Jessica Popper: I really like this one. They do the girl/boy duet better than The Kills and The Subways, although I’m not sure they’re quite up there with Kylie and Jason. Let’s not go overboard!
I dunno why, maybe it’s just the immature sod in me, but comparing The Dears to “Especially For You” just puts a big smile on my face. I think Joe McCombs got it right earlier on - the way the section ran, everything got treated equally, even more so now with the blog format. Every song was just as prominent as every other one. ‘The Way I Are’ (another of those global smashes we didn’t really see coming) spent as much time at the top of the page as Jan Delay, Keak da Sneak got equal billing with The Hoosiers, Daughtry rubbed elbows with Julie Zenatti… all the stuff.
This goodbye is certainly not without regrets, though. I wish I’d made more of an effort with links to other blogs - those ones in the sidebar were all Todd’s doing, and they’re primarily pop-oriented, which isn’t really the impression I wanted to give. It always bugged the hell out of me when people would talk about us being biased towards pop acts, especially from Scandinavia, and so people started thinking that was all we did, when that was quite some way from being the case. Certainly, we went deeper into Scandinavian pop than comparable sites, but that’s cos we tried to go deeper into everything. It didn’t always pay off, but it certainly used to be the biggest thrill diving into Charts Around The World to pull stuff out of nowhere, which resulted in some really very odd things indeed finding themselves sharing the limelight with whichever bloody Nelly Furtado single it was this week.

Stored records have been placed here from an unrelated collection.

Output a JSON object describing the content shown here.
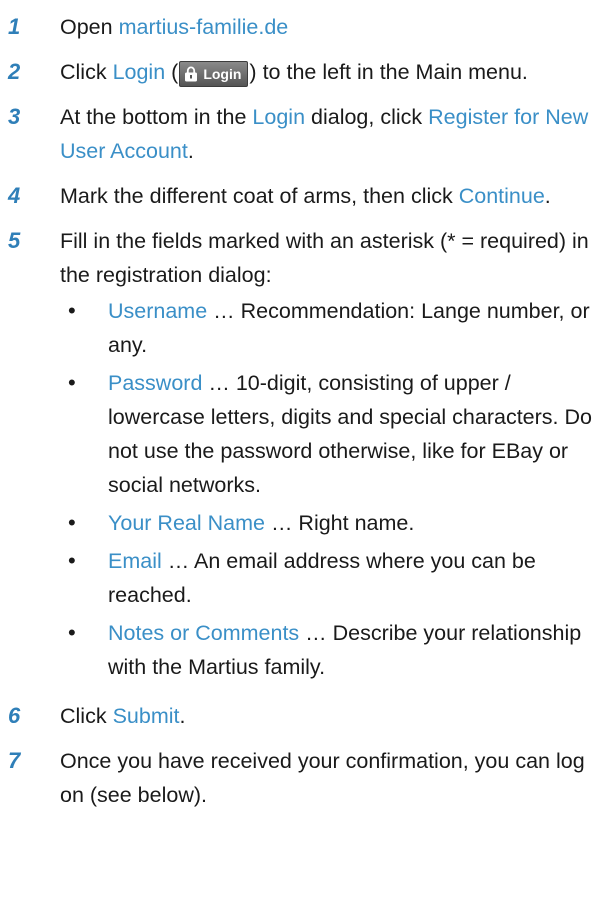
{
  "steps": [
    {
      "number": "1",
      "prefix": "Open ",
      "link": "martius-familie.de",
      "suffix": ""
    },
    {
      "number": "2",
      "prefix": "Click ",
      "link": "Login",
      "badge_open": " (",
      "badge_label": "Login",
      "badge_close": ")",
      "suffix": " to the left in the Main menu."
    },
    {
      "number": "3",
      "prefix": "At the bottom in the ",
      "link": "Login",
      "middle": " dialog, click ",
      "link2": "Register for New User Account",
      "suffix": "."
    },
    {
      "number": "4",
      "prefix": "Mark the different coat of arms, then click ",
      "link": "Continue",
      "suffix": "."
    },
    {
      "number": "5",
      "text": "Fill in the fields marked with an asterisk (* = required) in the registration dialog:",
      "fields": [
        {
          "name": "Username",
          "desc": " … Recommendation: Lange number, or any."
        },
        {
          "name": "Password",
          "desc": " … 10-digit, consisting of upper / lowercase letters, digits and special characters. Do not use the password otherwise, like for EBay or social networks."
        },
        {
          "name": "Your Real Name",
          "desc": " … Right name."
        },
        {
          "name": "Email",
          "desc": " … An email address where you can be reached."
        },
        {
          "name": "Notes or Comments",
          "desc": " … Describe your relationship with the Martius family."
        }
      ]
    },
    {
      "number": "6",
      "prefix": "Click ",
      "link": "Submit",
      "suffix": "."
    },
    {
      "number": "7",
      "text": "Once you have received your confirmation, you can log on (see below)."
    }
  ],
  "bullet_char": "•",
  "colors": {
    "step_number": "#2f7fb8",
    "link": "#3a8fc7",
    "text": "#1a1a1a"
  },
  "icons": {
    "login_badge_icon": "lock-icon"
  }
}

I just wanted us to be more than an MP3 blog. I didn’t give a stuff about us getting there first, so long as when we got there, we did a good job on the thing. To hell with getting in on the ground floor. Look through these highlights we’ve picked - some of them made number one. Some of them blew up big. But for all them, there’s The Research, Helen Love, Rachel Stevens, Keak da Sneak, Marit Larsen - outside The Jukebox, these songs really didn’t amount to a hill of beans, but they still stuck with us. Just cos they didn’t go on to be massive hits (Marit ain’t done shit outside of Norway, Rachel Stevens got to number 12 in the UK but her career’s been in limbo ever since) doesn’t mean they aren’t still amazing, and we’re no less proud of them today than we were when we reviewed them. This wasn’t about trend-spotting, this wasn’t about having our fingers on the pulse - it was about trying to get excited, about having a belief that pop music could be inexhaustible in its capacity to take you to new places, show you new things. This all sounds hopelessly naive, I know, but goddamnit I can’t help it.
By and large, I’m damn proud of this place.
Oh, enough rambling. Seeing as how everyone else has picked out one highlight, here’s mine:
Her name’s Vitaa, and she never actually made it into the Jukebox for reasons I can’t remember. I found her in the midst of that flurry of French stuff we had about a month ago. The song of hers I fell for was entitled ‘A Fleur de Toi’. Her MySpace is here, the video of the song is here. It’s the most incredibly constructed ballad I’ve heard in goodness knows how long, and it feels completely wrenching. You’ll like it, dammit. You bloody well will.
Thanks to all the writers. Thanks to all the readers. I’m off to reclaim my sleep patterns. Goodnight.
[William B. Swygart]